▶ Problem requirements
Isolate every line in the records below with "name" in it.

(Excerpts from a dataset)
★ ★ ★ ★ ★ ★ ★

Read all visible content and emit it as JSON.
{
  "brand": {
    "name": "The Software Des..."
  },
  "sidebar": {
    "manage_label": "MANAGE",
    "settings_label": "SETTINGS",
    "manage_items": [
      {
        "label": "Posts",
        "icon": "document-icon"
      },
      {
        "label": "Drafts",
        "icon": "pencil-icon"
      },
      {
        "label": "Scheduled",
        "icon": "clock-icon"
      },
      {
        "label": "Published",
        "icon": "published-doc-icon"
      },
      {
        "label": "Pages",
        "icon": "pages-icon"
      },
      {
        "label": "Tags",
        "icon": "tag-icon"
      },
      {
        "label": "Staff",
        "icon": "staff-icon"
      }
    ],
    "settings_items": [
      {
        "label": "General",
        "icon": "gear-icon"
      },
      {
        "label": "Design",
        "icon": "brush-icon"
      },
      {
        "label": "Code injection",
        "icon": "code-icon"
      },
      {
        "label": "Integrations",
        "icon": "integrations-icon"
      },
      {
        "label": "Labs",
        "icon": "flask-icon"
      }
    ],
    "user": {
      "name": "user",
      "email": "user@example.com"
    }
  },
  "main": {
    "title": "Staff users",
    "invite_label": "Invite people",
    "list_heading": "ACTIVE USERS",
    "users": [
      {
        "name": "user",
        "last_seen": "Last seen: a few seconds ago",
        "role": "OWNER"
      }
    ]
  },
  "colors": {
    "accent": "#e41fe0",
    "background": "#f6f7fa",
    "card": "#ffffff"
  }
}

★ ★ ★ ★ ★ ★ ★

▶ Task answer
    "name": "The Software Des..."
      "name": "user",
        "name": "user",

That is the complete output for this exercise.